--- Data for processing Enclosed Below ---

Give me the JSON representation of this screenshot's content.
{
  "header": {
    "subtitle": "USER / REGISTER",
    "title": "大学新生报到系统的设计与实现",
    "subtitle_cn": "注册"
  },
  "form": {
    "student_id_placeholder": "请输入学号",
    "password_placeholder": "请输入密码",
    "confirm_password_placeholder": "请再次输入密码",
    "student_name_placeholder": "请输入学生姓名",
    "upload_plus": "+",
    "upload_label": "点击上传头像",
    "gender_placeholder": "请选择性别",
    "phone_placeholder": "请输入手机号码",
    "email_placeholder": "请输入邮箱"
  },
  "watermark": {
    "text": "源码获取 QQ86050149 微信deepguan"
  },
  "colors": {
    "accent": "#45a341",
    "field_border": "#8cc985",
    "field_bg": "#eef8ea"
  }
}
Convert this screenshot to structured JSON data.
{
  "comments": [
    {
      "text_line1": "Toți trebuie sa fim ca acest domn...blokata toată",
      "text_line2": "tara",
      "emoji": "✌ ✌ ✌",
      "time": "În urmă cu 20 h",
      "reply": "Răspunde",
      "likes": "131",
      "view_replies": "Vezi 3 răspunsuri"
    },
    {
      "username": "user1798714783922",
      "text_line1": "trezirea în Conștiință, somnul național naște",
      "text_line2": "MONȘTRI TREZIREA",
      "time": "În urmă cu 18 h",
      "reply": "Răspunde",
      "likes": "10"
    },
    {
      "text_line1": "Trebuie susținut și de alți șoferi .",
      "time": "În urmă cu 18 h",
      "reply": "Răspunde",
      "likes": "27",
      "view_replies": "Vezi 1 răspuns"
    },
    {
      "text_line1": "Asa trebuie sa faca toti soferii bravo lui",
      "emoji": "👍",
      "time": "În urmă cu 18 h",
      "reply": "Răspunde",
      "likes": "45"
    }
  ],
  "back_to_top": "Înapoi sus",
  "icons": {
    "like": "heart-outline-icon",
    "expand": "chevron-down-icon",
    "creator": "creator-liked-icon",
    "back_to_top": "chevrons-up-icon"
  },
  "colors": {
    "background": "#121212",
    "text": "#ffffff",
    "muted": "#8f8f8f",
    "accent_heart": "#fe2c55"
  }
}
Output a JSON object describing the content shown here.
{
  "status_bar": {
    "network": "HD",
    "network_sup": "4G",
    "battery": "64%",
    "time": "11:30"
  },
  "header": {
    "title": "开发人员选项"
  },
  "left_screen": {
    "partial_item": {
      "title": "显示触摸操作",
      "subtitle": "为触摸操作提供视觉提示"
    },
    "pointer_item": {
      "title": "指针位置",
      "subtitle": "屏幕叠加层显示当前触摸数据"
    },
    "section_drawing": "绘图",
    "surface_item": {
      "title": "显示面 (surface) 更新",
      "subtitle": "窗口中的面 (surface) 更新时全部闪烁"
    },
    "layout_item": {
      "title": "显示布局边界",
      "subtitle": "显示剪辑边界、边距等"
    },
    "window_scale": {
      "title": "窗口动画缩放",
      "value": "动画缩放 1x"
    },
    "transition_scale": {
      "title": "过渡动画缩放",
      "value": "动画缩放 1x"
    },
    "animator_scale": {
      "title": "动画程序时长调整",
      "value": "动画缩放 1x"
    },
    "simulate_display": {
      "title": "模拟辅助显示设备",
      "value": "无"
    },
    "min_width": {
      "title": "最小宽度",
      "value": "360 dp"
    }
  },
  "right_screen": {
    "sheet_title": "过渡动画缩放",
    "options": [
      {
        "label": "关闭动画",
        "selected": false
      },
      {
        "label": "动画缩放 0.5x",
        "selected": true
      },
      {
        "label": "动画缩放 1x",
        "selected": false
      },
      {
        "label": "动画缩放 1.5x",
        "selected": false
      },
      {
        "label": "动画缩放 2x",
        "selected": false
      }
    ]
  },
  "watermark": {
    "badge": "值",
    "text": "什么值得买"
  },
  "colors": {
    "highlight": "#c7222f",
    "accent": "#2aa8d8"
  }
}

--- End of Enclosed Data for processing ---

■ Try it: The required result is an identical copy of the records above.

■ Problem solution:
Give me the JSON representation of this screenshot's content.
{
  "header": {
    "subtitle": "USER / REGISTER",
    "title": "大学新生报到系统的设计与实现",
    "subtitle_cn": "注册"
  },
  "form": {
    "student_id_placeholder": "请输入学号",
    "password_placeholder": "请输入密码",
    "confirm_password_placeholder": "请再次输入密码",
    "student_name_placeholder": "请输入学生姓名",
    "upload_plus": "+",
    "upload_label": "点击上传头像",
    "gender_placeholder": "请选择性别",
    "phone_placeholder": "请输入手机号码",
    "email_placeholder": "请输入邮箱"
  },
  "watermark": {
    "text": "源码获取 QQ86050149 微信deepguan"
  },
  "colors": {
    "accent": "#45a341",
    "field_border": "#8cc985",
    "field_bg": "#eef8ea"
  }
}
Convert this screenshot to structured JSON data.
{
  "comments": [
    {
      "text_line1": "Toți trebuie sa fim ca acest domn...blokata toată",
      "text_line2": "tara",
      "emoji": "✌ ✌ ✌",
      "time": "În urmă cu 20 h",
      "reply": "Răspunde",
      "likes": "131",
      "view_replies": "Vezi 3 răspunsuri"
    },
    {
      "username": "user1798714783922",
      "text_line1": "trezirea în Conștiință, somnul național naște",
      "text_line2": "MONȘTRI TREZIREA",
      "time": "În urmă cu 18 h",
      "reply": "Răspunde",
      "likes": "10"
    },
    {
      "text_line1": "Trebuie susținut și de alți șoferi .",
      "time": "În urmă cu 18 h",
      "reply": "Răspunde",
      "likes": "27",
      "view_replies": "Vezi 1 răspuns"
    },
    {
      "text_line1": "Asa trebuie sa faca toti soferii bravo lui",
      "emoji": "👍",
      "time": "În urmă cu 18 h",
      "reply": "Răspunde",
      "likes": "45"
    }
  ],
  "back_to_top": "Înapoi sus",
  "icons": {
    "like": "heart-outline-icon",
    "expand": "chevron-down-icon",
    "creator": "creator-liked-icon",
    "back_to_top": "chevrons-up-icon"
  },
  "colors": {
    "background": "#121212",
    "text": "#ffffff",
    "muted": "#8f8f8f",
    "accent_heart": "#fe2c55"
  }
}
Output a JSON object describing the content shown here.
{
  "status_bar": {
    "network": "HD",
    "network_sup": "4G",
    "battery": "64%",
    "time": "11:30"
  },
  "header": {
    "title": "开发人员选项"
  },
  "left_screen": {
    "partial_item": {
      "title": "显示触摸操作",
      "subtitle": "为触摸操作提供视觉提示"
    },
    "pointer_item": {
      "title": "指针位置",
      "subtitle": "屏幕叠加层显示当前触摸数据"
    },
    "section_drawing": "绘图",
    "surface_item": {
      "title": "显示面 (surface) 更新",
      "subtitle": "窗口中的面 (surface) 更新时全部闪烁"
    },
    "layout_item": {
      "title": "显示布局边界",
      "subtitle": "显示剪辑边界、边距等"
    },
    "window_scale": {
      "title": "窗口动画缩放",
      "value": "动画缩放 1x"
    },
    "transition_scale": {
      "title": "过渡动画缩放",
      "value": "动画缩放 1x"
    },
    "animator_scale": {
      "title": "动画程序时长调整",
      "value": "动画缩放 1x"
    },
    "simulate_display": {
      "title": "模拟辅助显示设备",
      "value": "无"
    },
    "min_width": {
      "title": "最小宽度",
      "value": "360 dp"
    }
  },
  "right_screen": {
    "sheet_title": "过渡动画缩放",
    "options": [
      {
        "label": "关闭动画",
        "selected": false
      },
      {
        "label": "动画缩放 0.5x",
        "selected": true
      },
      {
        "label": "动画缩放 1x",
        "selected": false
      },
      {
        "label": "动画缩放 1.5x",
        "selected": false
      },
      {
        "label": "动画缩放 2x",
        "selected": false
      }
    ]
  },
  "watermark": {
    "badge": "值",
    "text": "什么值得买"
  },
  "colors": {
    "highlight": "#c7222f",
    "accent": "#2aa8d8"
  }
}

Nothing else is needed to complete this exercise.